Trio told to pay for river hearing
Waitara residents have been ordered to pay consent hearing costs to the Taranaki Regional Council.
The TRC took Fiona Clark, Robert Taylor and Andrea Moore to court last year to recover $12,256.70 plus interest and costs which arose from a request for an independent hearing commission to review a resource consent application.
In July 2011 the New Plymouth District Council applied for resource consents to discharge waste water into the ocean off the Waitara River.
The trio signed a submission, under the name Friends of the Waitara River, and asked that it be heard by the independent commission.
However, when it came time to pay for the cost of the hearing the trio refused and the TRC took action in the New Plymouth District Court in December 2014.
On Wednesday Judge Gregory Ross released his decision and upheld the TRC's claim.
He said the defendants' liability on a "joint and several basis" was clear.
In his decision the judge outlined how the trio had all signed the submission and in doing so accepted they could be liable to meet the costs of the hearing.
He said they had been told the costs were estimated at $30,000 and the TRC would be obliged to run through the independent commission unless the submission was withdrawn.
The group asked for the cost to be waived but in August 2011 the TRC's consents and regulatory committee decided not to remit charges.
The deadline for submission withdrawal was then extended until September 2, 2011, but nothing changed.
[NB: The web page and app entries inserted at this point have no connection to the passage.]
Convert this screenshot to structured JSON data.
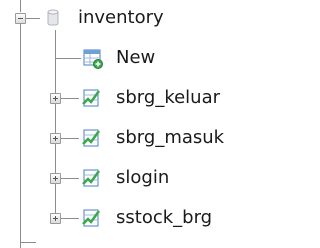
{
  "tree": {
    "database": {
      "label": "inventory",
      "icon": "database-icon",
      "expanded": true
    },
    "new_item": {
      "label": "New",
      "icon": "new-table-icon"
    },
    "tables": [
      {
        "label": "sbrg_keluar",
        "icon": "table-icon",
        "expanded": false
      },
      {
        "label": "sbrg_masuk",
        "icon": "table-icon",
        "expanded": false
      },
      {
        "label": "slogin",
        "icon": "table-icon",
        "expanded": false
      },
      {
        "label": "sstock_brg",
        "icon": "table-icon",
        "expanded": false
      }
    ]
  },
  "colors": {
    "line": "#8c8c8c",
    "table_icon_blue": "#4a7fc0",
    "table_icon_green": "#3aa84a",
    "database_icon": "#b8bcc4"
  }
}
However Clark did withdraw a personal submission.
Just days after, on September 11, 15 people from the Friends of the Waitara River Group signed an application to become an incorporated society, and that was confirmed on October 26, 2011.
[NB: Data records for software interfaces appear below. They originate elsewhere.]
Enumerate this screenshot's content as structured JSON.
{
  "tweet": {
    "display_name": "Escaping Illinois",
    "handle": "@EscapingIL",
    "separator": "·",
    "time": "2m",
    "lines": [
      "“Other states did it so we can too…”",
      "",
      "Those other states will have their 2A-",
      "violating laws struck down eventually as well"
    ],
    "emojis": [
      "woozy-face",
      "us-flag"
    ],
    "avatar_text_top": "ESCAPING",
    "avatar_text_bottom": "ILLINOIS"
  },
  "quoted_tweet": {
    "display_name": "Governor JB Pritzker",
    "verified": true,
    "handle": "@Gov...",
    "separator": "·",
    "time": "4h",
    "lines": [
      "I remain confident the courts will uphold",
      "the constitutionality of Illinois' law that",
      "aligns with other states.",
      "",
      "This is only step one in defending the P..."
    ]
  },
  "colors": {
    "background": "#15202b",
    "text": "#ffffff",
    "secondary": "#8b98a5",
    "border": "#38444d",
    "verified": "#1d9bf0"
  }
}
Following a three-day independent commission hearing, which began on October 31, the resource consent was granted and the TRC invoiced the trio saying the group was not incorporated when the request for a hearing occurred.
Since then demands for payment have not been met and Clark, Taylor and Moore have not accepted liability for the payment.
However, in his decision the judge said incorporation did not shift the liability to the society because Clark, Taylor and Moore had signed the submission beforehand and they were responsible for paying up.
The judge's decision was tabled at the TRC policy and planning committee meeting on Thursday and council chief executive Basil Chamberlain said the successful outcome meant ratepayers would not have to foot the bill.
Clark said she Moore and Taylor would meet with their barrister to discuss their next move.
Paying up, asking the TRC to waive the cost again, or appealing the decision were all options, Clark said.
She also said the dumping of waste water off the river was a long-running issue.
- Taranaki Daily News